=== WHAT TO PRODUCE ===
Give back the records in their entirety, exactly.

=== RECORDED DATA ===
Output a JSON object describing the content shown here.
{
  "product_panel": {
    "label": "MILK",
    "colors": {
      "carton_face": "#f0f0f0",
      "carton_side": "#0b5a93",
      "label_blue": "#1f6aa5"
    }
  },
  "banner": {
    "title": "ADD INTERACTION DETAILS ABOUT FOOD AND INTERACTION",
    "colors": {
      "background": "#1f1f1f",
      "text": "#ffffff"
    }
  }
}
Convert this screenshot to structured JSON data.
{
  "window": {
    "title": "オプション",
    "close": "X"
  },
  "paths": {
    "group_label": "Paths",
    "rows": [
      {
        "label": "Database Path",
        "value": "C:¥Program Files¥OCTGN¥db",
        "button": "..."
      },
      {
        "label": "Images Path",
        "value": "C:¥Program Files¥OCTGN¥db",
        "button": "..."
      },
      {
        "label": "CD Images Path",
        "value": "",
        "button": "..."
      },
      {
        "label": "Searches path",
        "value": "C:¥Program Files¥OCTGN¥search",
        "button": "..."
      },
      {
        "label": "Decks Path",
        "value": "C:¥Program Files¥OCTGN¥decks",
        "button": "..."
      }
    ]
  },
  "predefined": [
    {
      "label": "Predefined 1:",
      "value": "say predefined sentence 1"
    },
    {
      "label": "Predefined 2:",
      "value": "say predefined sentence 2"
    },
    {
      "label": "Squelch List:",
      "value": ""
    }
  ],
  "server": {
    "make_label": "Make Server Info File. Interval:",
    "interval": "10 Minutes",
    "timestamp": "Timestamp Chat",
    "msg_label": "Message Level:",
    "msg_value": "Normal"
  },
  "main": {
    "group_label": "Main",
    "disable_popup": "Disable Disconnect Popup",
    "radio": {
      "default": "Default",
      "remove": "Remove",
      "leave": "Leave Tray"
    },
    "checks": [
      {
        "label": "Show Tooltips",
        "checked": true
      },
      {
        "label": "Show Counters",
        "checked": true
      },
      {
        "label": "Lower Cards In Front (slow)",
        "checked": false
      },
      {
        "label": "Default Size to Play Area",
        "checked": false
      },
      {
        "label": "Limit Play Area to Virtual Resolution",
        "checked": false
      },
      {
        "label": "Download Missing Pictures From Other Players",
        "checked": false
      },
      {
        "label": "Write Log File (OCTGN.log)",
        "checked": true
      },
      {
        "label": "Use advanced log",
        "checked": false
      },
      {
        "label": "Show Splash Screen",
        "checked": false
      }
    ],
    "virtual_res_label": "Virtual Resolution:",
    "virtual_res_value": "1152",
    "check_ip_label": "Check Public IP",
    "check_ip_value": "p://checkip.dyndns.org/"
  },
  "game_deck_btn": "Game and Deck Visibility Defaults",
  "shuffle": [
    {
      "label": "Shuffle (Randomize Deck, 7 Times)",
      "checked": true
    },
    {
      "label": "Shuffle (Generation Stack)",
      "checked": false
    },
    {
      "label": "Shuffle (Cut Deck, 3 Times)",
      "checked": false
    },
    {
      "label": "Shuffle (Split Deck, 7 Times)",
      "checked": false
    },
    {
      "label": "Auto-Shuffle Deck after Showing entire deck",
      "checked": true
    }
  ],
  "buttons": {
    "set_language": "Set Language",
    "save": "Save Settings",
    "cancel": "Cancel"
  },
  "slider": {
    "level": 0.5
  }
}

=== EXERCISE SOLUTION ===
Output a JSON object describing the content shown here.
{
  "product_panel": {
    "label": "MILK",
    "colors": {
      "carton_face": "#f0f0f0",
      "carton_side": "#0b5a93",
      "label_blue": "#1f6aa5"
    }
  },
  "banner": {
    "title": "ADD INTERACTION DETAILS ABOUT FOOD AND INTERACTION",
    "colors": {
      "background": "#1f1f1f",
      "text": "#ffffff"
    }
  }
}
Convert this screenshot to structured JSON data.
{
  "window": {
    "title": "オプション",
    "close": "X"
  },
  "paths": {
    "group_label": "Paths",
    "rows": [
      {
        "label": "Database Path",
        "value": "C:¥Program Files¥OCTGN¥db",
        "button": "..."
      },
      {
        "label": "Images Path",
        "value": "C:¥Program Files¥OCTGN¥db",
        "button": "..."
      },
      {
        "label": "CD Images Path",
        "value": "",
        "button": "..."
      },
      {
        "label": "Searches path",
        "value": "C:¥Program Files¥OCTGN¥search",
        "button": "..."
      },
      {
        "label": "Decks Path",
        "value": "C:¥Program Files¥OCTGN¥decks",
        "button": "..."
      }
    ]
  },
  "predefined": [
    {
      "label": "Predefined 1:",
      "value": "say predefined sentence 1"
    },
    {
      "label": "Predefined 2:",
      "value": "say predefined sentence 2"
    },
    {
      "label": "Squelch List:",
      "value": ""
    }
  ],
  "server": {
    "make_label": "Make Server Info File. Interval:",
    "interval": "10 Minutes",
    "timestamp": "Timestamp Chat",
    "msg_label": "Message Level:",
    "msg_value": "Normal"
  },
  "main": {
    "group_label": "Main",
    "disable_popup": "Disable Disconnect Popup",
    "radio": {
      "default": "Default",
      "remove": "Remove",
      "leave": "Leave Tray"
    },
    "checks": [
      {
        "label": "Show Tooltips",
        "checked": true
      },
      {
        "label": "Show Counters",
        "checked": true
      },
      {
        "label": "Lower Cards In Front (slow)",
        "checked": false
      },
      {
        "label": "Default Size to Play Area",
        "checked": false
      },
      {
        "label": "Limit Play Area to Virtual Resolution",
        "checked": false
      },
      {
        "label": "Download Missing Pictures From Other Players",
        "checked": false
      },
      {
        "label": "Write Log File (OCTGN.log)",
        "checked": true
      },
      {
        "label": "Use advanced log",
        "checked": false
      },
      {
        "label": "Show Splash Screen",
        "checked": false
      }
    ],
    "virtual_res_label": "Virtual Resolution:",
    "virtual_res_value": "1152",
    "check_ip_label": "Check Public IP",
    "check_ip_value": "p://checkip.dyndns.org/"
  },
  "game_deck_btn": "Game and Deck Visibility Defaults",
  "shuffle": [
    {
      "label": "Shuffle (Randomize Deck, 7 Times)",
      "checked": true
    },
    {
      "label": "Shuffle (Generation Stack)",
      "checked": false
    },
    {
      "label": "Shuffle (Cut Deck, 3 Times)",
      "checked": false
    },
    {
      "label": "Shuffle (Split Deck, 7 Times)",
      "checked": false
    },
    {
      "label": "Auto-Shuffle Deck after Showing entire deck",
      "checked": true
    }
  ],
  "buttons": {
    "set_language": "Set Language",
    "save": "Save Settings",
    "cancel": "Cancel"
  },
  "slider": {
    "level": 0.5
  }
}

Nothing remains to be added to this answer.